opinionBy Seraphine Ruligirwa
You have this great idea that your gut tells you will automatically translate into you doing, having and being more than you are right now financially or otherwise.
Taking any bold step towards greater achievement is a rather scary prospect for most people. Give yourself a break if venturing into business, seeking a promotion, taking a mortgage or climbing Mount Kilimanjaro gives you a crippling sensation.
If the prospect of the reward denies you several heartbeats, you're likely onto prosperity.
A farmer was out walking in a field. He saw a tiny pumpkin growing. Nearby, he spotted a small glass jar. He placed the tiny pumpkin inside the jar. The pumpkin continued to grow until it filled the jar. Then it stopped growing.
Most of us live like that tiny pumpkin. Limiting ourselves, shying away from projects that would catapult us to success. We box in our talents and completely lock out our dreams.
When climbing stairs, you never really get onto the next one if one foot stays on the previous one, do you? History tells us that to achieve any level of greatness, the initial steps are high-risk. Making it big comes from taking big risks.
Remember that you cannot almost take a risk - if you almost take a risk, you almost make it big. What you want is to make it big, period. Not almost. So you either take a risk or not.
Consider that to laugh is to risk appearing the fool, to weep is to risk appearing sentimental, to love is to risk not being loved in return, to live is to risk dying, to hope is to risk despair. Yet we all take these risks everyday.
While I agree that to risk is to expose oneself to the chance of loss, you may avoid suffering and sorrow without risk, but you simply cannot learn, feel, change, love, grow, live.
By avoiding risks you contain your infinite abilities. The greatest hazard in life is to risk nothing because you gain nothing.
What causes our risk aversion - even low risks that have every promise the huge rewards we desire? Most would agree it is fear of loss, failure and humiliation.
Why would we automatically think that we would fail at something? Why wouldn't we try? We may succeed. If we fail, learn from the experience and move on. What causes these thoughts of inferiority?
I suggest that it dates back to our days as little children. Risk-taking is not a subject taught in school. That leads me to believe that our fears stem from before we can even remember.
Parents shout; "Be careful, you might fall." Or, "Don't do that, you'll fall, hurt yourself", etc. If you're a parent, you're probably smiling because you know exactly what I mean. Some children ignore this but for most, it lays the solid foundation for the pattern of playing it safe.
We'd be much better-equipped to face life's challenges and succeed, if we had repetitively heard, "Take a chance", "Falling is crucial to learning".

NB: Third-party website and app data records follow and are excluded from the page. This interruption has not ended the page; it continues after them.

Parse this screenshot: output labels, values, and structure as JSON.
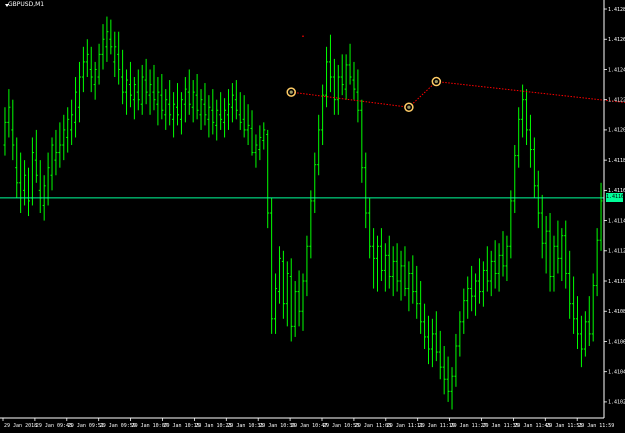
{
  "window": {
    "symbol_label": "GBPUSD,M1"
  },
  "colors": {
    "background": "#000000",
    "bars": "#00ff00",
    "axis": "#ffffff",
    "bid_line": "#00ff99",
    "trend_line": "#ff0000",
    "marker": "#ffcc66"
  },
  "bid_price": "1.41160",
  "price_axis": [
    "1.41285",
    "1.41265",
    "1.41245",
    "1.41225",
    "1.41205",
    "1.41185",
    "1.41165",
    "1.41145",
    "1.41125",
    "1.41105",
    "1.41085",
    "1.41065",
    "1.41045",
    "1.41025"
  ],
  "time_axis": [
    "29 Jan 2018",
    "29 Jan 09:43",
    "29 Jan 09:51",
    "29 Jan 09:59",
    "29 Jan 10:07",
    "29 Jan 10:15",
    "29 Jan 10:23",
    "29 Jan 10:31",
    "29 Jan 10:39",
    "29 Jan 10:47",
    "29 Jan 10:55",
    "29 Jan 11:03",
    "29 Jan 11:11",
    "29 Jan 11:19",
    "29 Jan 11:27",
    "29 Jan 11:35",
    "29 Jan 11:43",
    "29 Jan 11:51",
    "29 Jan 11:59"
  ],
  "chart_data": {
    "type": "ohlc",
    "price_range": [
      1.41017,
      1.41287
    ],
    "bars": [
      [
        1.41195,
        1.4122,
        1.41188,
        1.4121
      ],
      [
        1.4121,
        1.41232,
        1.412,
        1.4122
      ],
      [
        1.41205,
        1.41225,
        1.41185,
        1.41195
      ],
      [
        1.4118,
        1.412,
        1.4116,
        1.4117
      ],
      [
        1.4117,
        1.4119,
        1.4115,
        1.4116
      ],
      [
        1.41165,
        1.41185,
        1.41155,
        1.41175
      ],
      [
        1.4116,
        1.4118,
        1.41148,
        1.41158
      ],
      [
        1.4116,
        1.412,
        1.41155,
        1.4119
      ],
      [
        1.41185,
        1.41205,
        1.4117,
        1.41175
      ],
      [
        1.41165,
        1.41185,
        1.4115,
        1.4116
      ],
      [
        1.41155,
        1.41175,
        1.41145,
        1.41168
      ],
      [
        1.4116,
        1.4119,
        1.41155,
        1.4118
      ],
      [
        1.41175,
        1.412,
        1.41165,
        1.41195
      ],
      [
        1.41185,
        1.41205,
        1.41175,
        1.4119
      ],
      [
        1.4119,
        1.4121,
        1.4118,
        1.41195
      ],
      [
        1.41195,
        1.41215,
        1.41185,
        1.41205
      ],
      [
        1.412,
        1.4122,
        1.4119,
        1.41212
      ],
      [
        1.41205,
        1.41225,
        1.41195,
        1.41215
      ],
      [
        1.4121,
        1.4124,
        1.412,
        1.4123
      ],
      [
        1.4122,
        1.4125,
        1.4121,
        1.4124
      ],
      [
        1.4124,
        1.4126,
        1.4123,
        1.4125
      ],
      [
        1.4125,
        1.41265,
        1.4124,
        1.41255
      ],
      [
        1.41245,
        1.4126,
        1.4123,
        1.4124
      ],
      [
        1.41235,
        1.4125,
        1.41225,
        1.41245
      ],
      [
        1.4124,
        1.41262,
        1.41235,
        1.41255
      ],
      [
        1.41255,
        1.41275,
        1.41245,
        1.41265
      ],
      [
        1.4126,
        1.4128,
        1.4125,
        1.4127
      ],
      [
        1.41265,
        1.41278,
        1.41255,
        1.4126
      ],
      [
        1.4125,
        1.4127,
        1.4124,
        1.4126
      ],
      [
        1.41255,
        1.4127,
        1.41235,
        1.41245
      ],
      [
        1.4124,
        1.41258,
        1.41222,
        1.4123
      ],
      [
        1.4123,
        1.41245,
        1.41215,
        1.41238
      ],
      [
        1.41235,
        1.4125,
        1.4122,
        1.41228
      ],
      [
        1.41225,
        1.4124,
        1.41212,
        1.41235
      ],
      [
        1.4123,
        1.41245,
        1.41218,
        1.41225
      ],
      [
        1.41222,
        1.41248,
        1.41215,
        1.4124
      ],
      [
        1.41238,
        1.41252,
        1.41222,
        1.4123
      ],
      [
        1.41228,
        1.41245,
        1.41215,
        1.41235
      ],
      [
        1.4123,
        1.41248,
        1.41218,
        1.41225
      ],
      [
        1.41222,
        1.4124,
        1.41208,
        1.4123
      ],
      [
        1.41228,
        1.41242,
        1.41212,
        1.41218
      ],
      [
        1.41215,
        1.41232,
        1.41205,
        1.41225
      ],
      [
        1.41222,
        1.41238,
        1.41208,
        1.41215
      ],
      [
        1.41212,
        1.4123,
        1.412,
        1.41222
      ],
      [
        1.4122,
        1.41236,
        1.41208,
        1.41215
      ],
      [
        1.41212,
        1.4123,
        1.41202,
        1.41225
      ],
      [
        1.41222,
        1.4124,
        1.4121,
        1.41232
      ],
      [
        1.4123,
        1.41245,
        1.41215,
        1.41222
      ],
      [
        1.4122,
        1.41238,
        1.4121,
        1.4123
      ],
      [
        1.41228,
        1.41242,
        1.41212,
        1.41218
      ],
      [
        1.41215,
        1.41232,
        1.41205,
        1.41225
      ],
      [
        1.41222,
        1.41236,
        1.41208,
        1.41215
      ],
      [
        1.41212,
        1.41228,
        1.412,
        1.4122
      ],
      [
        1.41218,
        1.41232,
        1.41202,
        1.4121
      ],
      [
        1.41208,
        1.41225,
        1.41198,
        1.41218
      ],
      [
        1.41215,
        1.4123,
        1.41205,
        1.41212
      ],
      [
        1.4121,
        1.41226,
        1.412,
        1.41218
      ],
      [
        1.41215,
        1.41232,
        1.41205,
        1.41222
      ],
      [
        1.4122,
        1.41236,
        1.4121,
        1.41228
      ],
      [
        1.41225,
        1.41238,
        1.41212,
        1.41218
      ],
      [
        1.41215,
        1.4123,
        1.41205,
        1.4121
      ],
      [
        1.41212,
        1.41228,
        1.412,
        1.41205
      ],
      [
        1.41205,
        1.41222,
        1.41195,
        1.41208
      ],
      [
        1.41206,
        1.41218,
        1.41188,
        1.4119
      ],
      [
        1.4119,
        1.41202,
        1.4118,
        1.41195
      ],
      [
        1.41192,
        1.41208,
        1.41185,
        1.412
      ],
      [
        1.41198,
        1.4121,
        1.41192,
        1.41205
      ],
      [
        1.41202,
        1.41205,
        1.4114,
        1.4115
      ],
      [
        1.4115,
        1.4116,
        1.4107,
        1.4108
      ],
      [
        1.4108,
        1.4111,
        1.4107,
        1.411
      ],
      [
        1.41098,
        1.41128,
        1.4109,
        1.4112
      ],
      [
        1.41118,
        1.41125,
        1.4108,
        1.4109
      ],
      [
        1.4109,
        1.41118,
        1.41075,
        1.4111
      ],
      [
        1.41108,
        1.4112,
        1.41065,
        1.41075
      ],
      [
        1.41075,
        1.41105,
        1.41068,
        1.41098
      ],
      [
        1.41098,
        1.41112,
        1.41075,
        1.41085
      ],
      [
        1.41085,
        1.4111,
        1.41072,
        1.41105
      ],
      [
        1.41105,
        1.41135,
        1.41095,
        1.41128
      ],
      [
        1.41128,
        1.41165,
        1.4112,
        1.41158
      ],
      [
        1.41158,
        1.4119,
        1.4115,
        1.41182
      ],
      [
        1.41182,
        1.41215,
        1.41175,
        1.41205
      ],
      [
        1.41205,
        1.41235,
        1.41195,
        1.41228
      ],
      [
        1.41228,
        1.4126,
        1.4122,
        1.4125
      ],
      [
        1.4125,
        1.41268,
        1.4123,
        1.4124
      ],
      [
        1.4124,
        1.41252,
        1.41215,
        1.41225
      ],
      [
        1.41225,
        1.41248,
        1.41215,
        1.4124
      ],
      [
        1.4124,
        1.41255,
        1.41228,
        1.41235
      ],
      [
        1.41232,
        1.41255,
        1.41225,
        1.41248
      ],
      [
        1.41248,
        1.41262,
        1.41235,
        1.4124
      ],
      [
        1.41238,
        1.4125,
        1.41225,
        1.41232
      ],
      [
        1.4123,
        1.41245,
        1.4121,
        1.41218
      ],
      [
        1.41218,
        1.41225,
        1.4117,
        1.4118
      ],
      [
        1.4118,
        1.4119,
        1.4114,
        1.4115
      ],
      [
        1.4115,
        1.4116,
        1.4112,
        1.41128
      ],
      [
        1.41128,
        1.4114,
        1.411,
        1.4112
      ],
      [
        1.4112,
        1.41135,
        1.41098,
        1.41128
      ],
      [
        1.41128,
        1.4114,
        1.41105,
        1.41112
      ],
      [
        1.41112,
        1.4113,
        1.41098,
        1.41122
      ],
      [
        1.41122,
        1.41135,
        1.411,
        1.41108
      ],
      [
        1.41108,
        1.41128,
        1.41095,
        1.41118
      ],
      [
        1.41118,
        1.4113,
        1.41098,
        1.41105
      ],
      [
        1.41105,
        1.41125,
        1.41092,
        1.41115
      ],
      [
        1.41115,
        1.41128,
        1.41095,
        1.411
      ],
      [
        1.411,
        1.41118,
        1.41085,
        1.4111
      ],
      [
        1.4111,
        1.41122,
        1.4109,
        1.41098
      ],
      [
        1.41098,
        1.41115,
        1.4108,
        1.4109
      ],
      [
        1.4109,
        1.41105,
        1.4107,
        1.41078
      ],
      [
        1.41078,
        1.4109,
        1.4106,
        1.41068
      ],
      [
        1.41068,
        1.41082,
        1.4105,
        1.4106
      ],
      [
        1.4106,
        1.4108,
        1.41048,
        1.4107
      ],
      [
        1.4107,
        1.41085,
        1.41052,
        1.41058
      ],
      [
        1.41058,
        1.41072,
        1.4104,
        1.41048
      ],
      [
        1.41048,
        1.41062,
        1.4103,
        1.4104
      ],
      [
        1.4104,
        1.41055,
        1.41025,
        1.41032
      ],
      [
        1.41032,
        1.41048,
        1.4102,
        1.41042
      ],
      [
        1.41042,
        1.4107,
        1.41035,
        1.41062
      ],
      [
        1.41062,
        1.41085,
        1.41055,
        1.41078
      ],
      [
        1.41078,
        1.411,
        1.4107,
        1.41092
      ],
      [
        1.41092,
        1.41108,
        1.4108,
        1.411
      ],
      [
        1.411,
        1.41115,
        1.41085,
        1.41095
      ],
      [
        1.41095,
        1.4111,
        1.41082,
        1.41105
      ],
      [
        1.41105,
        1.4112,
        1.4109,
        1.41098
      ],
      [
        1.41098,
        1.41118,
        1.41088,
        1.41112
      ],
      [
        1.41112,
        1.41128,
        1.41098,
        1.41105
      ],
      [
        1.41105,
        1.41125,
        1.41095,
        1.41118
      ],
      [
        1.41118,
        1.41132,
        1.411,
        1.4111
      ],
      [
        1.4111,
        1.4113,
        1.41098,
        1.41122
      ],
      [
        1.41122,
        1.41138,
        1.41108,
        1.41115
      ],
      [
        1.41115,
        1.41135,
        1.41105,
        1.41128
      ],
      [
        1.41128,
        1.41165,
        1.4112,
        1.41158
      ],
      [
        1.41158,
        1.41195,
        1.4115,
        1.41188
      ],
      [
        1.41188,
        1.4122,
        1.4118,
        1.41212
      ],
      [
        1.41212,
        1.41235,
        1.412,
        1.41225
      ],
      [
        1.41225,
        1.41232,
        1.41195,
        1.41205
      ],
      [
        1.41205,
        1.41215,
        1.4118,
        1.41192
      ],
      [
        1.41192,
        1.412,
        1.4116,
        1.41168
      ],
      [
        1.41168,
        1.41178,
        1.4114,
        1.4115
      ],
      [
        1.4115,
        1.41162,
        1.4112,
        1.4113
      ],
      [
        1.4113,
        1.41148,
        1.4111,
        1.41138
      ],
      [
        1.41138,
        1.4115,
        1.41098,
        1.41108
      ],
      [
        1.41108,
        1.41135,
        1.41098,
        1.41128
      ],
      [
        1.41128,
        1.41145,
        1.4111,
        1.4112
      ],
      [
        1.4112,
        1.4114,
        1.41105,
        1.41135
      ],
      [
        1.41135,
        1.41145,
        1.411,
        1.4111
      ],
      [
        1.4111,
        1.41125,
        1.4108,
        1.4109
      ],
      [
        1.4109,
        1.41108,
        1.4107,
        1.4108
      ],
      [
        1.4108,
        1.41095,
        1.4106,
        1.4107
      ],
      [
        1.4107,
        1.41082,
        1.41048,
        1.4106
      ],
      [
        1.4106,
        1.41085,
        1.41055,
        1.41078
      ],
      [
        1.41078,
        1.41095,
        1.41062,
        1.4107
      ],
      [
        1.4107,
        1.4111,
        1.41065,
        1.41102
      ],
      [
        1.41102,
        1.4114,
        1.41095,
        1.41132
      ],
      [
        1.41132,
        1.4117,
        1.41125,
        1.41158
      ]
    ],
    "bid_level": 1.4116,
    "trend_line": {
      "color": "#ff0000",
      "style": "dotted",
      "points": [
        [
          73,
          1.4123
        ],
        [
          103,
          1.4122
        ],
        [
          110,
          1.41237
        ],
        [
          162,
          1.41222
        ]
      ]
    },
    "markers": [
      {
        "bar": 73,
        "price": 1.4123
      },
      {
        "bar": 103,
        "price": 1.4122
      },
      {
        "bar": 110,
        "price": 1.41237
      },
      {
        "bar": 162,
        "price": 1.41222
      }
    ],
    "stray_point": {
      "bar": 76,
      "price": 1.41267
    }
  }
}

Babies don't consider the consequences of falling when learning to walk because falling is natural while learning to walk. Why then, wouldn't we consider movement into unchartered territory similarly? There will inevitably be some stumbling and falling when learning, but success can only be reached when we take those steps.
There's a four letter word most parents frequently use around children that's consequently buried in the treasury of their sub-conscious mind. "Can't" is a very damaging word. "Can't" paralyses constructive progress, opening the mind to justifications as to our inability. Its polar opposite - I Can is far more important than IQ because with challenge, more of yourself comes to the surface.
Eleanor Roosevelt said: "You gain strength, courage and confidence by every experience in which you really stop to look fear in the face."
Follow her advice and liberate yourself from the crippling emotional state of fear and enter into a world of big wins.
The writer is a LifeSuccess Certified Corporate Coach.